Skip to main content
Toggle Menu of ADA WebSites
ADA Websites
Toggle Search Area
Toggle Menu
e-mail Print Share

Community Dental Health Coordinator programs expand

Longtime supporter Henry Schein offers scholarships for 4 in Arizona

March 20, 2017

By Michelle Manchir

Kathy Messinger is only six months into her Community Dental Health Coordinator program at Rio Salado College, but the dental hygienist for more than 20 years has already discovered ways the training has improved her work with patients at a federally qualified health center in Walla Walla, Washington.

"People are very receptive to conversations that involve motivational interviewing," said Mrs. Messinger, referring to one of the principles taught in the program. "They seem very much engaged in our conversations when you can find what motivates them. It just makes a big difference in how patients listen to you."

The ADA-developed education program that Mrs. Messinger joined trains community health workers to help meet the needs of the dentally underserved in rural, urban and American Indian settings.

Mr. Winter
In 2006, the ADA invested more than $7 million in the pilot program and Henry Schein, Inc. donated almost $900,000 in equipment to support CDHC students' education and training.

Today, CDHC programs have spread to four schools, with six more schools planning programs to launch later this year or in 2018. The program has produced 53 CDHC employees across the country, with 12 states formally endorsing the program.

In 2016, Henry Schein expanded its support of the program, which for most students takes about a year to complete, by donating more than $30,000 to cover tuition for four students at Rio Salado College in Tempe, Arizona.

Mrs. Messinger is one of those students. She said she hopes taking part in the program will assist her in working with homebound diabetic patients and incorporating an integrated oral health program at the health center in which she works.

Mrs. Messinger's intentions match what Steve Kess, vice president of global professional relations for Henry Schein, said are some of the essential goals of the CDHC program.

"Improving oral health literacy in communities needs a champion and we believe the CDHC is the best champion for that," said Mr. Kess.

The CDHC program is unique and valuable because it attempts to combat patient barriers to dental care such as language, transportation, education, poverty, geographic and culture to help connect patients with care and improve the quality of life in communities, said Mr. Kess.

Jenna Linden, a CDHC/dental hygienist who is the clinical director at a Wisconsin nonprofit that serves uninsured and Medicaid children up to age 19, graduated as part of the CDHC pilot program in 2010.

She said the program made her an effective advocate for her patients' oral health.

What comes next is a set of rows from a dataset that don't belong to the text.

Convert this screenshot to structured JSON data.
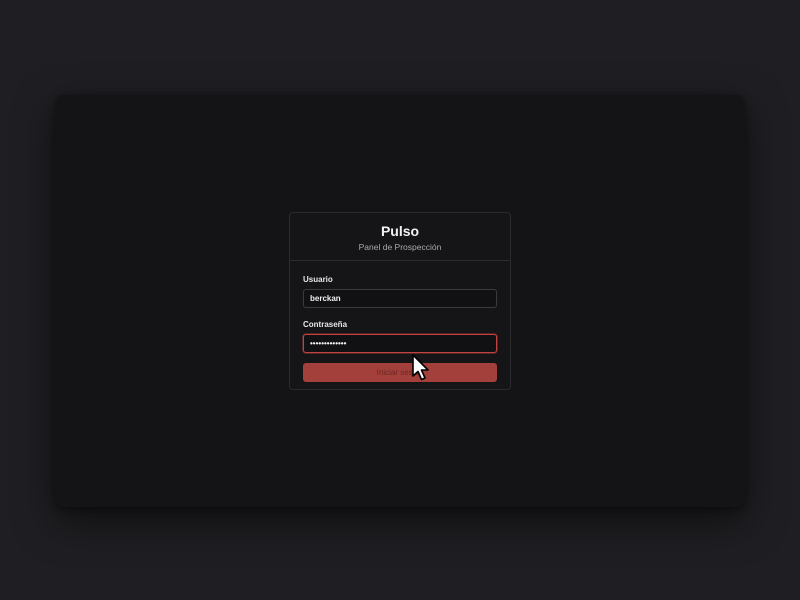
{
  "app": {
    "title": "Pulso",
    "subtitle": "Panel de Prospección"
  },
  "form": {
    "username_label": "Usuario",
    "username_value": "berckan",
    "password_label": "Contraseña",
    "password_value": "•••••••••••••",
    "submit_label": "Iniciar sesión"
  },
  "colors": {
    "accent": "#a3403b",
    "focus_border": "#c2423e",
    "card_background": "#151518",
    "window_background": "#141417",
    "page_background": "#1f1f23"
  },
  "icons": {
    "cursor": "arrow-pointer"
  }
}
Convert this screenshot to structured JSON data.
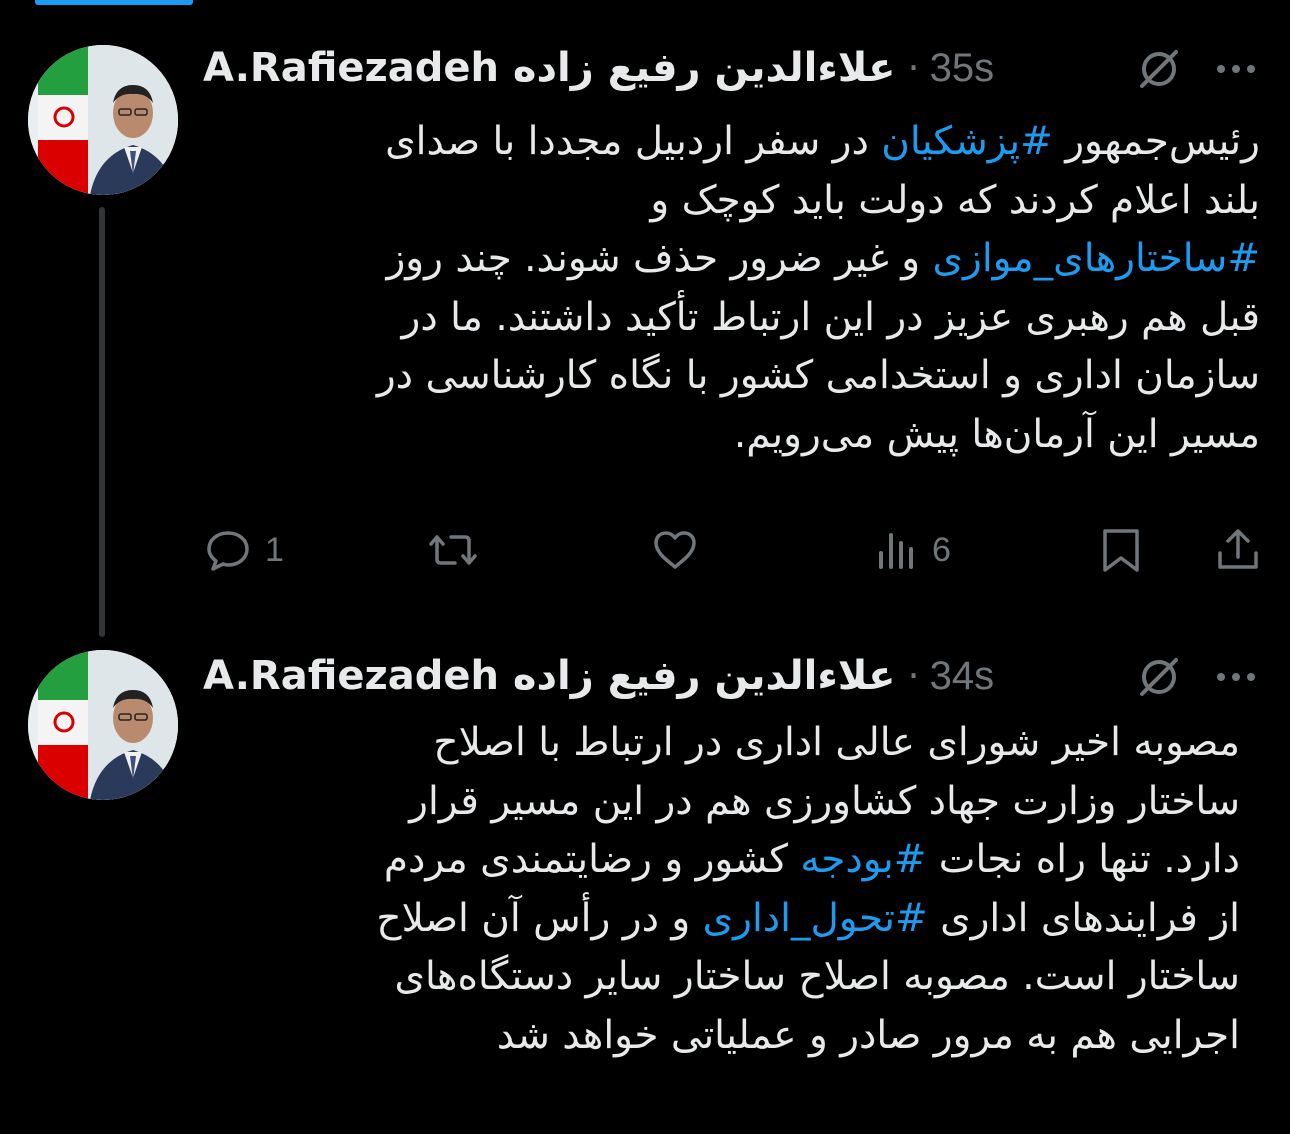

"One of the unique features of the CDHC program is that it strives to educate students within the community they will work in, and this gives them the unique advantage and perspective of knowing, often firsthand, what barriers and obstacles their local population encounter when it comes to accessing dental care," said Ms. Linden.

The program takes place largely online, so students who benefited from the Henry Schein scholarships were not limited geographically.

For Tyler Winter, that's good news. The clinical dental assistant at a federally qualified health center in Fargo, North Dakota, first heard about the CDHC program at an annual meeting of the American Dental Assistants Association during a discussion about barriers to dental care.

Just two months into the program, Mr. Winter told ADA News the program is covering topics such as health literacy that will help him better communicate with the Medicaid patients he serves.

Another recipient of a Henry Schein scholarship, Mr. Winter said, "It may be overly sentimental to say, but almost everything about the program has been insightful. I have been working at a federally qualified health center for five years, and I'm finding out that I'm doing things in that role that now make sense to me," adding that he thinks the program would benefit "anyone working in dentistry."

When he finishes his CDHC training, Mr. Winter said he hopes to help expand the school-based sealant program his health center oversees and help improve the center's teledentistry services.

"This is on to something really big," Mr. Winter said of the CDHC program. "I think it will continue to take off."